What you need to do
Could you print each entry below verbatim while omitting the pictures?

Data extract
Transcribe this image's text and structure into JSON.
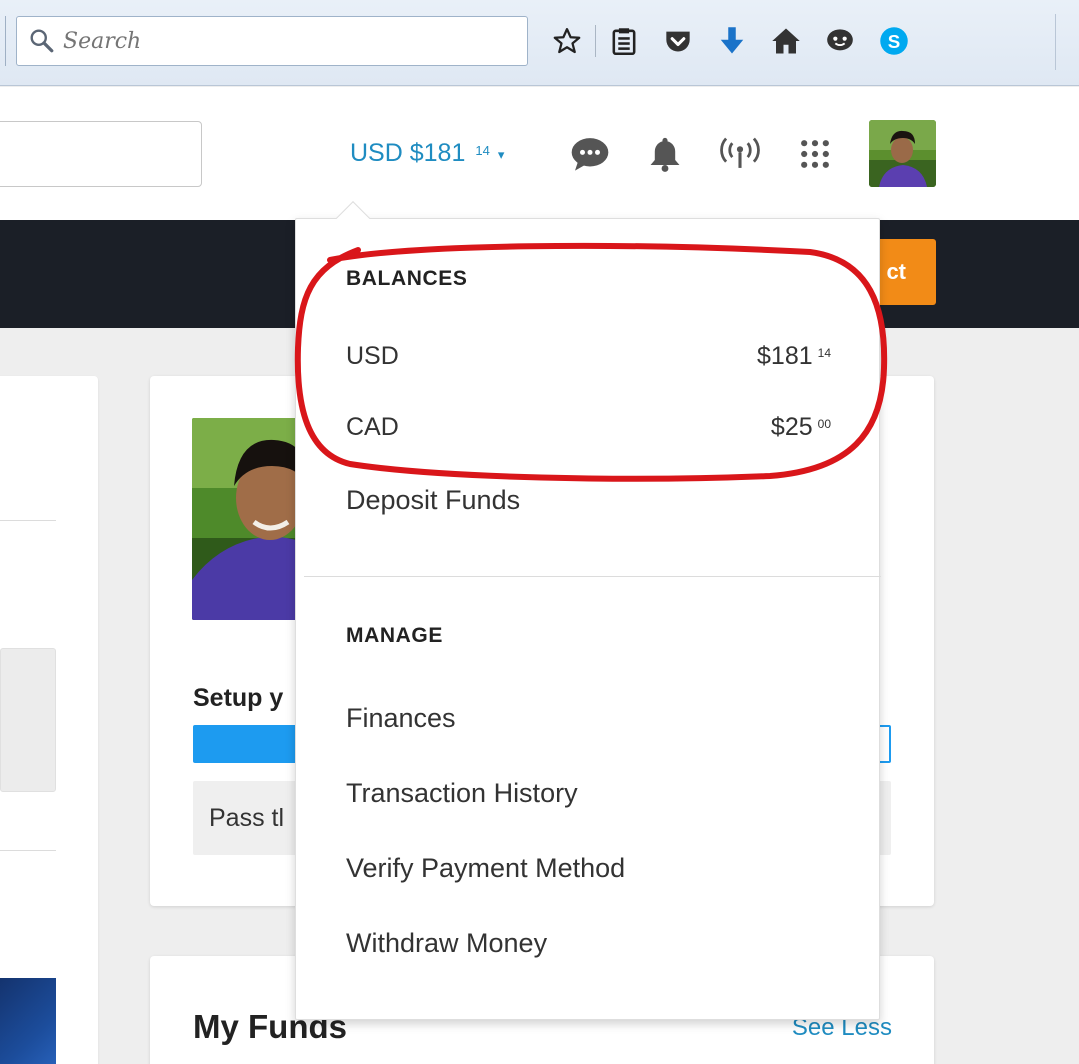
{
  "browser": {
    "search_placeholder": "Search",
    "icons": [
      "star-icon",
      "reading-list-icon",
      "pocket-icon",
      "download-icon",
      "home-icon",
      "chat-icon",
      "skype-icon"
    ]
  },
  "header": {
    "balance_currency_amount": "USD $181",
    "balance_cents": "14",
    "caret": "▾",
    "icons": [
      "messages-icon",
      "notifications-icon",
      "broadcast-icon",
      "apps-grid-icon"
    ]
  },
  "nav": {
    "action_label": "ct"
  },
  "dropdown": {
    "balances_heading": "BALANCES",
    "balances": [
      {
        "currency": "USD",
        "amount": "$181",
        "cents": "14"
      },
      {
        "currency": "CAD",
        "amount": "$25",
        "cents": "00"
      }
    ],
    "deposit_label": "Deposit Funds",
    "manage_heading": "MANAGE",
    "manage_links": [
      "Finances",
      "Transaction History",
      "Verify Payment Method",
      "Withdraw Money"
    ]
  },
  "profile": {
    "setup_title": "Setup y",
    "progress_fraction": 0.15,
    "pass_text": "Pass tl"
  },
  "funds": {
    "title": "My Funds",
    "see_less": "See Less"
  },
  "colors": {
    "accent_blue": "#1f8cc1",
    "progress_blue": "#1d9bf0",
    "action_orange": "#f28b17",
    "nav_dark": "#1b1f27",
    "annotation_red": "#d9161a"
  }
}
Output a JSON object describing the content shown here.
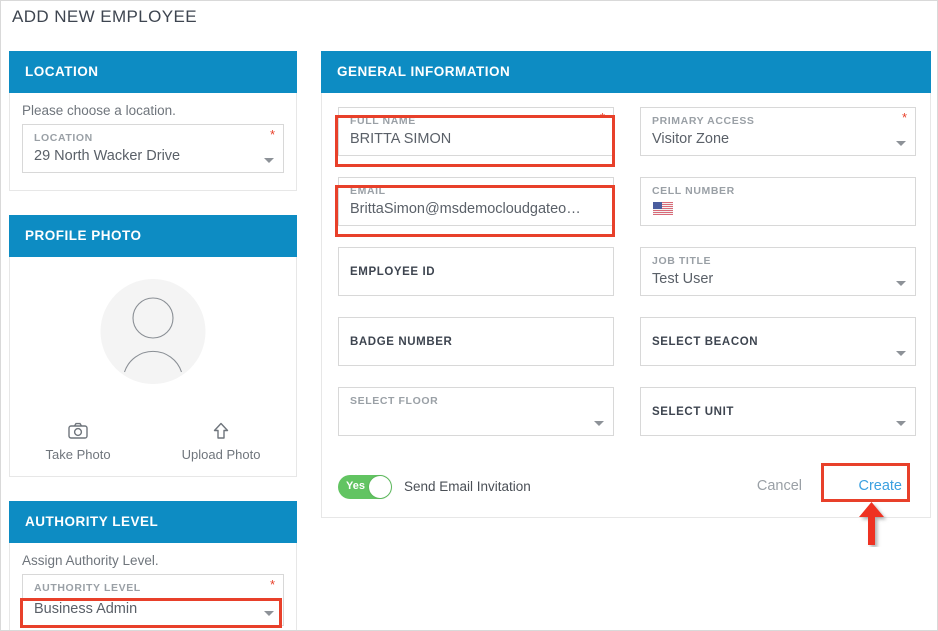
{
  "page": {
    "title": "ADD NEW EMPLOYEE"
  },
  "colors": {
    "header_blue": "#0d8cc3",
    "highlight_red": "#e8402a",
    "toggle_green": "#62c462",
    "link_blue": "#3ba0e0"
  },
  "location_card": {
    "header": "LOCATION",
    "helper": "Please choose a location.",
    "field": {
      "label": "LOCATION",
      "value": "29 North Wacker Drive",
      "required": "*",
      "caret": "chevron-down-icon"
    }
  },
  "profile_card": {
    "header": "PROFILE PHOTO",
    "avatar_icon": "user-avatar-icon",
    "actions": [
      {
        "label": "Take Photo",
        "icon": "camera-icon"
      },
      {
        "label": "Upload Photo",
        "icon": "upload-arrow-icon"
      }
    ]
  },
  "authority_card": {
    "header": "AUTHORITY LEVEL",
    "helper": "Assign Authority Level.",
    "field": {
      "label": "AUTHORITY LEVEL",
      "value": "Business Admin",
      "required": "*",
      "caret": "chevron-down-icon"
    }
  },
  "general_card": {
    "header": "GENERAL INFORMATION",
    "fields": [
      {
        "label": "FULL NAME",
        "value": "BRITTA SIMON",
        "required": "*",
        "caret": false,
        "label_style": "floating",
        "highlighted": true
      },
      {
        "label": "PRIMARY ACCESS",
        "value": "Visitor Zone",
        "required": "*",
        "caret": true,
        "label_style": "floating",
        "highlighted": false
      },
      {
        "label": "EMAIL",
        "value": "BrittaSimon@msdemocloudgateo…",
        "required": "",
        "caret": false,
        "label_style": "floating",
        "highlighted": true
      },
      {
        "label": "CELL NUMBER",
        "value": "",
        "required": "",
        "caret": false,
        "label_style": "floating",
        "highlighted": false,
        "icon": "us-flag-icon"
      },
      {
        "label": "EMPLOYEE ID",
        "value": "",
        "required": "",
        "caret": false,
        "label_style": "centered",
        "highlighted": false
      },
      {
        "label": "JOB TITLE",
        "value": "Test User",
        "required": "",
        "caret": true,
        "label_style": "floating",
        "highlighted": false
      },
      {
        "label": "BADGE NUMBER",
        "value": "",
        "required": "",
        "caret": false,
        "label_style": "centered",
        "highlighted": false
      },
      {
        "label": "SELECT BEACON",
        "value": "",
        "required": "",
        "caret": true,
        "label_style": "centered",
        "highlighted": false
      },
      {
        "label": "SELECT FLOOR",
        "value": "",
        "required": "",
        "caret": true,
        "label_style": "floating",
        "highlighted": false
      },
      {
        "label": "SELECT UNIT",
        "value": "",
        "required": "",
        "caret": true,
        "label_style": "centered",
        "highlighted": false
      }
    ],
    "footer": {
      "toggle_state": "Yes",
      "toggle_label": "Send Email Invitation",
      "cancel_label": "Cancel",
      "create_label": "Create"
    }
  },
  "annotations": {
    "arrow_icon": "red-up-arrow-annotation",
    "highlight_boxes": [
      "full-name-field",
      "email-field",
      "authority-level-value",
      "create-button"
    ]
  }
}
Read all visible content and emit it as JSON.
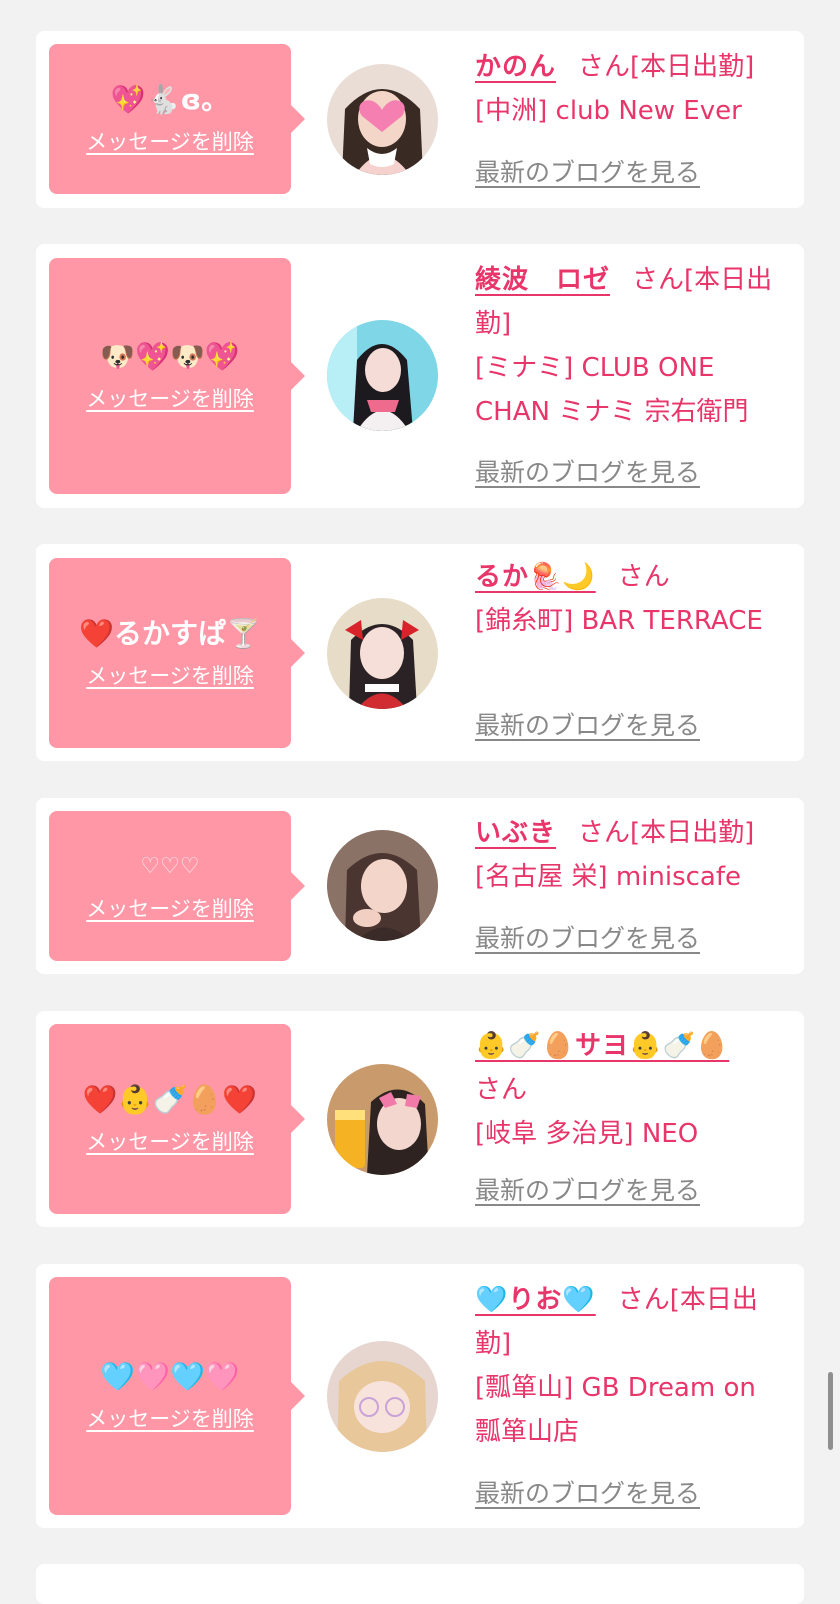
{
  "entries": [
    {
      "comment": "💖🐇ɞ。",
      "delete_label": "メッセージを削除",
      "name": "かのん",
      "honorific": "さん",
      "status": "[本日出勤]",
      "shop": "[中洲] club New Ever",
      "blog_label": "最新のブログを見る"
    },
    {
      "comment": "🐶💖🐶💖",
      "delete_label": "メッセージを削除",
      "name": "綾波　ロゼ",
      "honorific": "さん",
      "status": "[本日出勤]",
      "shop": "[ミナミ] CLUB ONE CHAN ミナミ 宗右衛門",
      "blog_label": "最新のブログを見る"
    },
    {
      "comment": "❤️るかすぱ🍸",
      "delete_label": "メッセージを削除",
      "name": "るか🪼🌙",
      "honorific": "さん",
      "status": "",
      "shop": "[錦糸町] BAR TERRACE",
      "blog_label": "最新のブログを見る"
    },
    {
      "comment": "♡♡♡",
      "delete_label": "メッセージを削除",
      "name": "いぶき",
      "honorific": "さん",
      "status": "[本日出勤]",
      "shop": "[名古屋 栄] miniscafe",
      "blog_label": "最新のブログを見る"
    },
    {
      "comment": "❤️👶🍼🥚❤️",
      "delete_label": "メッセージを削除",
      "name": "👶🍼🥚サヨ👶🍼🥚",
      "honorific": "さん",
      "status": "",
      "shop": "[岐阜 多治見] NEO",
      "blog_label": "最新のブログを見る"
    },
    {
      "comment": "🩵🩷🩵🩷",
      "delete_label": "メッセージを削除",
      "name": "🩵りお🩵",
      "honorific": "さん",
      "status": "[本日出勤]",
      "shop": "[瓢箪山] GB Dream on　瓢箪山店",
      "blog_label": "最新のブログを見る"
    }
  ],
  "colors": {
    "page_bg": "#f2f2f2",
    "card_bg": "#ffffff",
    "bubble_bg": "#ff97a6",
    "accent_text": "#e8356a",
    "link_gray": "#888888"
  }
}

Reply to the task
Transcribe this image's text and structure into JSON.
{
  "browser": {
    "search_placeholder": "Search",
    "icons": [
      "star-icon",
      "reading-list-icon",
      "pocket-icon",
      "download-icon",
      "home-icon",
      "chat-icon",
      "skype-icon"
    ]
  },
  "header": {
    "balance_currency_amount": "USD $181",
    "balance_cents": "14",
    "caret": "▾",
    "icons": [
      "messages-icon",
      "notifications-icon",
      "broadcast-icon",
      "apps-grid-icon"
    ]
  },
  "nav": {
    "action_label": "ct"
  },
  "dropdown": {
    "balances_heading": "BALANCES",
    "balances": [
      {
        "currency": "USD",
        "amount": "$181",
        "cents": "14"
      },
      {
        "currency": "CAD",
        "amount": "$25",
        "cents": "00"
      }
    ],
    "deposit_label": "Deposit Funds",
    "manage_heading": "MANAGE",
    "manage_links": [
      "Finances",
      "Transaction History",
      "Verify Payment Method",
      "Withdraw Money"
    ]
  },
  "profile": {
    "setup_title": "Setup y",
    "progress_fraction": 0.15,
    "pass_text": "Pass tl"
  },
  "funds": {
    "title": "My Funds",
    "see_less": "See Less"
  },
  "colors": {
    "accent_blue": "#1f8cc1",
    "progress_blue": "#1d9bf0",
    "action_orange": "#f28b17",
    "nav_dark": "#1b1f27",
    "annotation_red": "#d9161a"
  }
}
Output a JSON object describing the content shown here.
{
  "page": {
    "title": "ADD NEW EMPLOYEE"
  },
  "colors": {
    "header_blue": "#0d8cc3",
    "highlight_red": "#e8402a",
    "toggle_green": "#62c462",
    "link_blue": "#3ba0e0"
  },
  "location_card": {
    "header": "LOCATION",
    "helper": "Please choose a location.",
    "field": {
      "label": "LOCATION",
      "value": "29 North Wacker Drive",
      "required": "*",
      "caret": "chevron-down-icon"
    }
  },
  "profile_card": {
    "header": "PROFILE PHOTO",
    "avatar_icon": "user-avatar-icon",
    "actions": [
      {
        "label": "Take Photo",
        "icon": "camera-icon"
      },
      {
        "label": "Upload Photo",
        "icon": "upload-arrow-icon"
      }
    ]
  },
  "authority_card": {
    "header": "AUTHORITY LEVEL",
    "helper": "Assign Authority Level.",
    "field": {
      "label": "AUTHORITY LEVEL",
      "value": "Business Admin",
      "required": "*",
      "caret": "chevron-down-icon"
    }
  },
  "general_card": {
    "header": "GENERAL INFORMATION",
    "fields": [
      {
        "label": "FULL NAME",
        "value": "BRITTA SIMON",
        "required": "*",
        "caret": false,
        "label_style": "floating",
        "highlighted": true
      },
      {
        "label": "PRIMARY ACCESS",
        "value": "Visitor Zone",
        "required": "*",
        "caret": true,
        "label_style": "floating",
        "highlighted": false
      },
      {
        "label": "EMAIL",
        "value": "BrittaSimon@msdemocloudgateo…",
        "required": "",
        "caret": false,
        "label_style": "floating",
        "highlighted": true
      },
      {
        "label": "CELL NUMBER",
        "value": "",
        "required": "",
        "caret": false,
        "label_style": "floating",
        "highlighted": false,
        "icon": "us-flag-icon"
      },
      {
        "label": "EMPLOYEE ID",
        "value": "",
        "required": "",
        "caret": false,
        "label_style": "centered",
        "highlighted": false
      },
      {
        "label": "JOB TITLE",
        "value": "Test User",
        "required": "",
        "caret": true,
        "label_style": "floating",
        "highlighted": false
      },
      {
        "label": "BADGE NUMBER",
        "value": "",
        "required": "",
        "caret": false,
        "label_style": "centered",
        "highlighted": false
      },
      {
        "label": "SELECT BEACON",
        "value": "",
        "required": "",
        "caret": true,
        "label_style": "centered",
        "highlighted": false
      },
      {
        "label": "SELECT FLOOR",
        "value": "",
        "required": "",
        "caret": true,
        "label_style": "floating",
        "highlighted": false
      },
      {
        "label": "SELECT UNIT",
        "value": "",
        "required": "",
        "caret": true,
        "label_style": "centered",
        "highlighted": false
      }
    ],
    "footer": {
      "toggle_state": "Yes",
      "toggle_label": "Send Email Invitation",
      "cancel_label": "Cancel",
      "create_label": "Create"
    }
  },
  "annotations": {
    "arrow_icon": "red-up-arrow-annotation",
    "highlight_boxes": [
      "full-name-field",
      "email-field",
      "authority-level-value",
      "create-button"
    ]
  }
}
Read all visible content and emit it as JSON.
{
  "entries": [
    {
      "comment": "💖🐇ɞ。",
      "delete_label": "メッセージを削除",
      "name": "かのん",
      "honorific": "さん",
      "status": "[本日出勤]",
      "shop": "[中洲] club New Ever",
      "blog_label": "最新のブログを見る"
    },
    {
      "comment": "🐶💖🐶💖",
      "delete_label": "メッセージを削除",
      "name": "綾波　ロゼ",
      "honorific": "さん",
      "status": "[本日出勤]",
      "shop": "[ミナミ] CLUB ONE CHAN ミナミ 宗右衛門",
      "blog_label": "最新のブログを見る"
    },
    {
      "comment": "❤️るかすぱ🍸",
      "delete_label": "メッセージを削除",
      "name": "るか🪼🌙",
      "honorific": "さん",
      "status": "",
      "shop": "[錦糸町] BAR TERRACE",
      "blog_label": "最新のブログを見る"
    },
    {
      "comment": "♡♡♡",
      "delete_label": "メッセージを削除",
      "name": "いぶき",
      "honorific": "さん",
      "status": "[本日出勤]",
      "shop": "[名古屋 栄] miniscafe",
      "blog_label": "最新のブログを見る"
    },
    {
      "comment": "❤️👶🍼🥚❤️",
      "delete_label": "メッセージを削除",
      "name": "👶🍼🥚サヨ👶🍼🥚",
      "honorific": "さん",
      "status": "",
      "shop": "[岐阜 多治見] NEO",
      "blog_label": "最新のブログを見る"
    },
    {
      "comment": "🩵🩷🩵🩷",
      "delete_label": "メッセージを削除",
      "name": "🩵りお🩵",
      "honorific": "さん",
      "status": "[本日出勤]",
      "shop": "[瓢箪山] GB Dream on　瓢箪山店",
      "blog_label": "最新のブログを見る"
    }
  ],
  "colors": {
    "page_bg": "#f2f2f2",
    "card_bg": "#ffffff",
    "bubble_bg": "#ff97a6",
    "accent_text": "#e8356a",
    "link_gray": "#888888"
  }
}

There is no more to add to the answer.